[Interface dataset entries]
_ _ _

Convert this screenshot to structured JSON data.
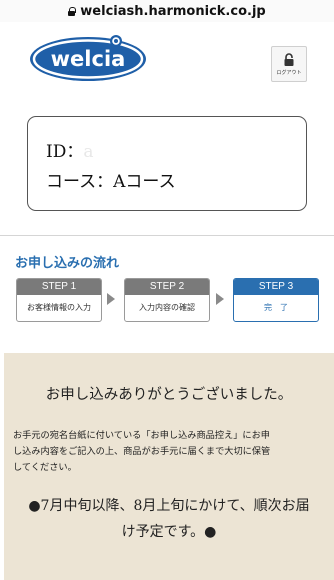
{
  "browser": {
    "url": "welciash.harmonick.co.jp"
  },
  "header": {
    "logo_text": "welcia",
    "logout_label": "ログアウト"
  },
  "account": {
    "id_label": "ID：",
    "id_value": "a",
    "course_label": "コース：",
    "course_value": "Aコース"
  },
  "flow": {
    "title": "お申し込みの流れ",
    "steps": [
      {
        "step": "STEP 1",
        "label": "お客様情報の入力"
      },
      {
        "step": "STEP 2",
        "label": "入力内容の確認"
      },
      {
        "step": "STEP 3",
        "label": "完　了"
      }
    ],
    "active_step": 3
  },
  "thanks": {
    "title": "お申し込みありがとうございました。",
    "note_lines": [
      "お手元の宛名台紙に付いている「お申し込み商品控え」にお申",
      "し込み内容をご記入の上、商品がお手元に届くまで大切に保管",
      "してください。"
    ],
    "schedule_lines": [
      "●7月中旬以降、8月上旬にかけて、順次お届",
      "け予定です。●"
    ]
  },
  "colors": {
    "brand_blue": "#2a6fb0",
    "logo_blue": "#1f5fa8",
    "step_gray": "#7a7a7a",
    "thanks_bg": "#ece4d4"
  }
}
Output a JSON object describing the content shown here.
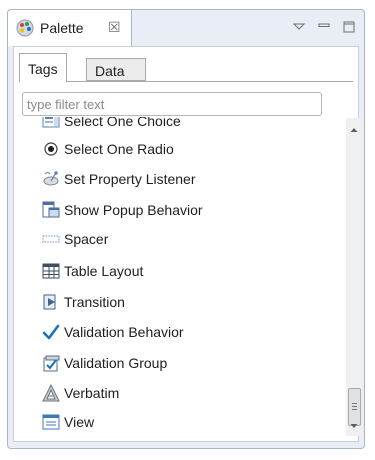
{
  "view": {
    "title": "Palette",
    "close_glyph": "☒"
  },
  "tabs": [
    {
      "label": "Tags",
      "active": true
    },
    {
      "label": "Data",
      "active": false
    }
  ],
  "filter": {
    "placeholder": "type filter text",
    "value": ""
  },
  "items": [
    {
      "label": "Select One Choice",
      "icon": "select-one-choice-icon"
    },
    {
      "label": "Select One Radio",
      "icon": "radio-icon"
    },
    {
      "label": "Set Property Listener",
      "icon": "satellite-icon"
    },
    {
      "label": "Show Popup Behavior",
      "icon": "popup-icon"
    },
    {
      "label": "Spacer",
      "icon": "spacer-icon"
    },
    {
      "label": "Table Layout",
      "icon": "table-layout-icon"
    },
    {
      "label": "Transition",
      "icon": "transition-icon"
    },
    {
      "label": "Validation Behavior",
      "icon": "checkmark-icon"
    },
    {
      "label": "Validation Group",
      "icon": "validation-group-icon"
    },
    {
      "label": "Verbatim",
      "icon": "verbatim-icon"
    },
    {
      "label": "View",
      "icon": "view-icon"
    }
  ],
  "colors": {
    "accent": "#1e6fbf",
    "border": "#a7b6c9",
    "view_bg": "#e9eef6"
  }
}
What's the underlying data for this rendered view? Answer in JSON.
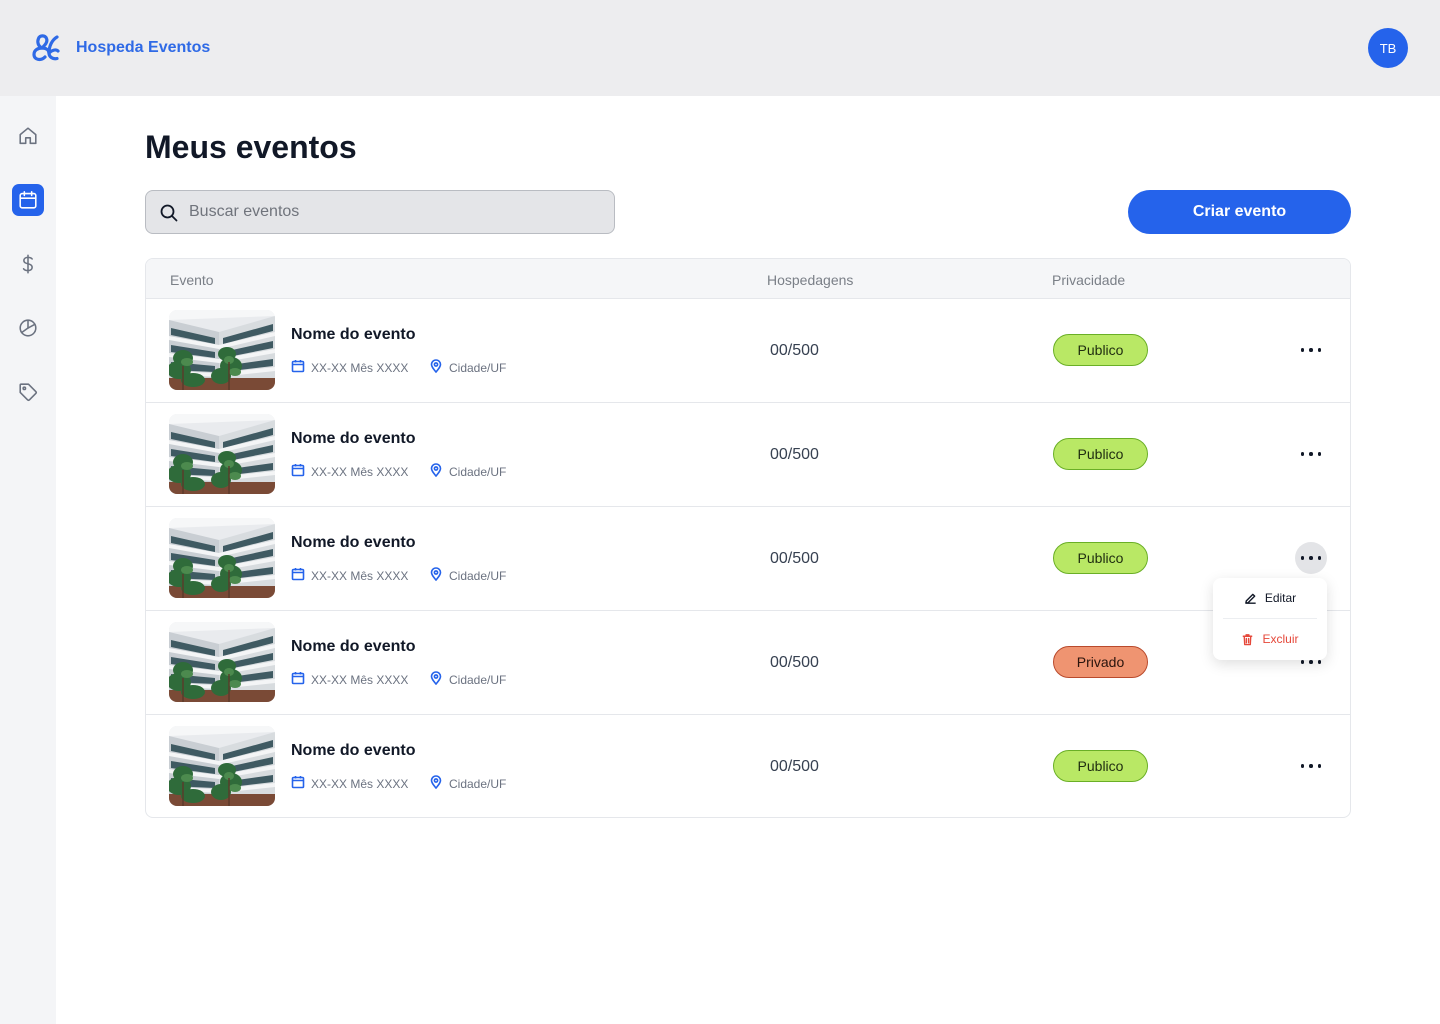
{
  "app": {
    "brand": "Hospeda Eventos",
    "logo_icon": "ampersand-logo-icon",
    "brand_color": "#2f6ae6"
  },
  "user": {
    "initials": "TB"
  },
  "sidebar": {
    "items": [
      {
        "name": "home",
        "icon": "home-icon",
        "active": false
      },
      {
        "name": "events",
        "icon": "calendar-icon",
        "active": true
      },
      {
        "name": "finance",
        "icon": "dollar-icon",
        "active": false
      },
      {
        "name": "reports",
        "icon": "pie-chart-icon",
        "active": false
      },
      {
        "name": "tags",
        "icon": "tag-icon",
        "active": false
      }
    ]
  },
  "page": {
    "title": "Meus eventos"
  },
  "search": {
    "placeholder": "Buscar eventos",
    "value": ""
  },
  "actions": {
    "create_label": "Criar evento"
  },
  "table": {
    "headers": {
      "event": "Evento",
      "lodging": "Hospedagens",
      "privacy": "Privacidade"
    },
    "rows": [
      {
        "name": "Nome do evento",
        "date": "XX-XX Mês XXXX",
        "location": "Cidade/UF",
        "lodging": "00/500",
        "privacy": "Publico",
        "status": "public"
      },
      {
        "name": "Nome do evento",
        "date": "XX-XX Mês XXXX",
        "location": "Cidade/UF",
        "lodging": "00/500",
        "privacy": "Publico",
        "status": "public"
      },
      {
        "name": "Nome do evento",
        "date": "XX-XX Mês XXXX",
        "location": "Cidade/UF",
        "lodging": "00/500",
        "privacy": "Publico",
        "status": "public",
        "menu_open": true
      },
      {
        "name": "Nome do evento",
        "date": "XX-XX Mês XXXX",
        "location": "Cidade/UF",
        "lodging": "00/500",
        "privacy": "Privado",
        "status": "private"
      },
      {
        "name": "Nome do evento",
        "date": "XX-XX Mês XXXX",
        "location": "Cidade/UF",
        "lodging": "00/500",
        "privacy": "Publico",
        "status": "public"
      }
    ]
  },
  "row_menu": {
    "edit": "Editar",
    "delete": "Excluir"
  },
  "colors": {
    "accent": "#2563eb",
    "public_badge": "#b9e865",
    "private_badge": "#ef9471",
    "danger": "#e5483a"
  }
}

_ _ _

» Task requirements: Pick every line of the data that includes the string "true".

» Answer to this problem:
      "active": true
        "active": true
        "menu_open": true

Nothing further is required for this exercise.